Marijuana is perhaps the most widely used of all illegal drugs in the United States. It is so popular, in fact, that more than half of all states have legalized the drug for medical use, recreational use, or both.
Although pot remains illegal under federal law, Alabama and surrounding Southern states are the exceptions to a changing trend. And among all states in this part of the country, Alabama has perhaps the toughest marijuana laws on the books. This is especially problematic when it comes to trafficking charges. An investigation by the Southern Poverty Law Center determined that Alabama’s marijuana trafficking sentences are both “arbitrary” and “excessive.”
Federal Law and Neighboring State Laws
Someone in Alabama can be charged with trafficking if they are caught in possession of just 2.2 pounds of marijuana. This amount could easily be possessed by dealers (which are not the same as traffickers) or even heavy marijuana users.
The threshold seems especially jaw-dropping when you compare it to laws in nearby states and federal law.
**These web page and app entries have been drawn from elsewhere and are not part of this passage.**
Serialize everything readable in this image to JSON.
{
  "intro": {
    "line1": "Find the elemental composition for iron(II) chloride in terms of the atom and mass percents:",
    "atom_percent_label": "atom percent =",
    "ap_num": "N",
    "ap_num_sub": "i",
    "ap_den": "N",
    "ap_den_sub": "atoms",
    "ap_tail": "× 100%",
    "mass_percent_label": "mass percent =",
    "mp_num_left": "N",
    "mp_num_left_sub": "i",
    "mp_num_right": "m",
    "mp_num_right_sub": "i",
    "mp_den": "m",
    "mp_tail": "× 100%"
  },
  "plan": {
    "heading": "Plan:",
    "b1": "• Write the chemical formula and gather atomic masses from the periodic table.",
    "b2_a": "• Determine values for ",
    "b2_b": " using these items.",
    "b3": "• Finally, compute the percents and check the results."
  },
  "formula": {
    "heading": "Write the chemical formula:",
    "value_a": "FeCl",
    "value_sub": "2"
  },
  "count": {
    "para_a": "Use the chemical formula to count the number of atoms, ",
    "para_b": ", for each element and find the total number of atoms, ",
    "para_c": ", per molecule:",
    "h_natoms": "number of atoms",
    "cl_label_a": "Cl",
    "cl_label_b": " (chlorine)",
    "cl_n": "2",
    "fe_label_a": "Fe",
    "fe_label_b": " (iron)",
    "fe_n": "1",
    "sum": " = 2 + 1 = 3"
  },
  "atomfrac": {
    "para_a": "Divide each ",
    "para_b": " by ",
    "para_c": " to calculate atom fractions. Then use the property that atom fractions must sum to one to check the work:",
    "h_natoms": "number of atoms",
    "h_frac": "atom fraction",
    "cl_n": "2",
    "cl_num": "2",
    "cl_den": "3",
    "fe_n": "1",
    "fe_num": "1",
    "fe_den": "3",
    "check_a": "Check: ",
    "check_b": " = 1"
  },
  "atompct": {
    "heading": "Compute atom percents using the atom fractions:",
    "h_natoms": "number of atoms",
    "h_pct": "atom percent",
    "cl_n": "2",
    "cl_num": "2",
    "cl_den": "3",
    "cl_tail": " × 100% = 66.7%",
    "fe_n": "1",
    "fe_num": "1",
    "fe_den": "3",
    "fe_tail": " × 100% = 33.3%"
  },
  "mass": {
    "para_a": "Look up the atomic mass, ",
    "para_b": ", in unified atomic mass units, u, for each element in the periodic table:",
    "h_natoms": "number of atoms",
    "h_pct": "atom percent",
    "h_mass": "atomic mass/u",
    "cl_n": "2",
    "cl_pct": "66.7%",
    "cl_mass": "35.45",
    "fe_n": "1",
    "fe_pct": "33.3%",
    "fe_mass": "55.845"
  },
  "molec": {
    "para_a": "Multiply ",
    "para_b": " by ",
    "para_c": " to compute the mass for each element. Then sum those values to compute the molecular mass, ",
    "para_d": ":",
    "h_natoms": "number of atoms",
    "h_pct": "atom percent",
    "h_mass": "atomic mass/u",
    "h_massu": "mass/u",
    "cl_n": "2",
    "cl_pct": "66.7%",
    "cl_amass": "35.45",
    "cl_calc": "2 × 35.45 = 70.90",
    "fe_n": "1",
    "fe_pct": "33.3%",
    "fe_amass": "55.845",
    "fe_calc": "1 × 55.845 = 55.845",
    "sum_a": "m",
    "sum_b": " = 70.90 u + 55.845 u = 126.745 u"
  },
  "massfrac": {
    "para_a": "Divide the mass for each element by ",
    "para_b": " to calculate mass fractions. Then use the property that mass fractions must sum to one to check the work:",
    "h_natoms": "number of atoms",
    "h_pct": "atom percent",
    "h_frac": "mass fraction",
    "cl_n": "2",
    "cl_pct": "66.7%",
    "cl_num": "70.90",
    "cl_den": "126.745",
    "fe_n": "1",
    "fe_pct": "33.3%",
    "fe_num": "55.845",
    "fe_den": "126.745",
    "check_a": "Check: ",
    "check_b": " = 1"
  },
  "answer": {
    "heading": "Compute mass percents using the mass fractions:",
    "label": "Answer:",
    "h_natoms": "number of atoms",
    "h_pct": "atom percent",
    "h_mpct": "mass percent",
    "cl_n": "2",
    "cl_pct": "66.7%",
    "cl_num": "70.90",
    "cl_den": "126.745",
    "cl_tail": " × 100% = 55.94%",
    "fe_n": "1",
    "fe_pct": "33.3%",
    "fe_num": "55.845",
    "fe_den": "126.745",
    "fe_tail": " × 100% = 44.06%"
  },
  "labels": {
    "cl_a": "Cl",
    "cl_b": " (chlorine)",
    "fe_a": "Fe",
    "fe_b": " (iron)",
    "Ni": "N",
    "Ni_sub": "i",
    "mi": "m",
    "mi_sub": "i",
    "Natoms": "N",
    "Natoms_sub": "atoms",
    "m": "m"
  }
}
Georgia sets the minimum at 10 pounds. Florida has a 25-pound minimum. Federal law sets the minimum at 220 pounds. Amazingly, Arkansas’ trafficking minimum for marijuana is 500 pounds!
The Southern Poverty Law Center sums up the disparity very well when saying: “a person who would be charged with trafficking in marijuana in Alabama would likely face a lesser charge and a lesser penalty if caught with the same amount of marijuana in most neighboring states.”
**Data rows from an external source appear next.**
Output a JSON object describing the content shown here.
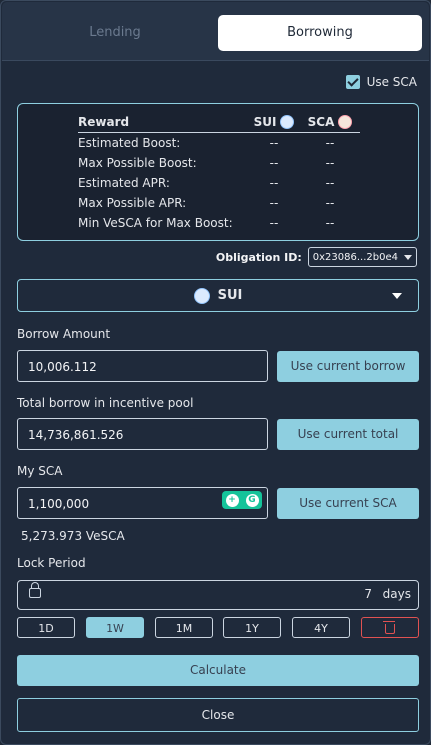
{
  "tabs": [
    {
      "label": "Lending"
    },
    {
      "label": "Borrowing"
    }
  ],
  "use_sca": {
    "label": "Use SCA",
    "checked": true
  },
  "reward_table": {
    "headers": {
      "reward": "Reward",
      "sui": "SUI",
      "sca": "SCA"
    },
    "rows": [
      {
        "name": "Estimated Boost:",
        "sui": "--",
        "sca": "--"
      },
      {
        "name": "Max Possible Boost:",
        "sui": "--",
        "sca": "--"
      },
      {
        "name": "Estimated APR:",
        "sui": "--",
        "sca": "--"
      },
      {
        "name": "Max Possible APR:",
        "sui": "--",
        "sca": "--"
      },
      {
        "name": "Min VeSCA for Max Boost:",
        "sui": "--",
        "sca": "--"
      }
    ]
  },
  "obligation": {
    "label": "Obligation ID:",
    "value": "0x23086...2b0e4"
  },
  "coin_select": {
    "value": "SUI"
  },
  "borrow_amount": {
    "label": "Borrow Amount",
    "value": "10,006.112",
    "button": "Use current borrow"
  },
  "total_borrow": {
    "label": "Total borrow in incentive pool",
    "value": "14,736,861.526",
    "button": "Use current total"
  },
  "my_sca": {
    "label": "My SCA",
    "value": "1,100,000",
    "button": "Use current SCA",
    "vesca": "5,273.973 VeSCA"
  },
  "lock_period": {
    "label": "Lock Period",
    "value": "7",
    "unit": "days"
  },
  "period_options": [
    "1D",
    "1W",
    "1M",
    "1Y",
    "4Y"
  ],
  "selected_period": "1W",
  "actions": {
    "calculate": "Calculate",
    "close": "Close"
  },
  "colors": {
    "accent": "#8ecfe0",
    "background": "#1f2a3b",
    "danger": "#e05252"
  }
}
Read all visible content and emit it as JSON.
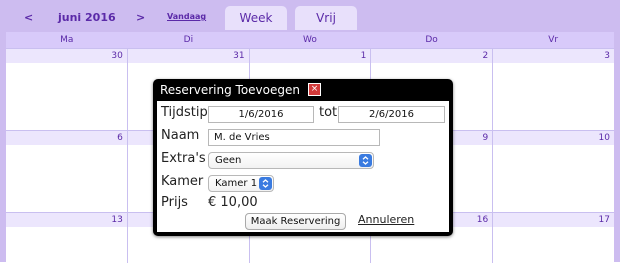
{
  "nav": {
    "prev": "<",
    "month": "juni 2016",
    "next": ">",
    "today": "Vandaag"
  },
  "tabs": {
    "week": "Week",
    "month": "Vrij"
  },
  "weekdays": [
    "Ma",
    "Di",
    "Wo",
    "Do",
    "Vr"
  ],
  "weeks": [
    [
      "30",
      "31",
      "1",
      "2",
      "3"
    ],
    [
      "6",
      "",
      "",
      "9",
      "10"
    ],
    [
      "13",
      "",
      "",
      "16",
      "17"
    ]
  ],
  "dialog": {
    "title": "Reservering Toevoegen",
    "close": "×",
    "time_label": "Tijdstip",
    "from_date": "1/6/2016",
    "to_label": "tot",
    "to_date": "2/6/2016",
    "name_label": "Naam",
    "name_value": "M. de Vries",
    "extras_label": "Extra's",
    "extras_value": "Geen",
    "room_label": "Kamer",
    "room_value": "Kamer 1",
    "price_label": "Prijs",
    "price_value": "€ 10,00",
    "submit": "Maak Reservering",
    "cancel": "Annuleren"
  }
}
No Scientific or Public Safety Standards
The fact that marijuana laws in this part of the country vary so wildly suggests that the laws are arbitrary. In other words, there is no research to back up evidence that one amount of marijuana is more dangerous than another. In fact, the small amount of scientific research that has been done shows that marijuana is far safer than alcohol or even over-the-counter pain relievers, not to mention opioids and other “street drugs.” There is still some debate about whether a fatal overdose of cannabis is possible, but there is agreement that any such cases would be exceedingly rare.
None of this is meant to argue for marijuana legalization. That needs to be a legislative decision. But it does make a strong argument for reforming Alabama’s criminal laws regarding marijuana. They should be both consistent and reasonable.
Check back for our next post as we continue our discussion.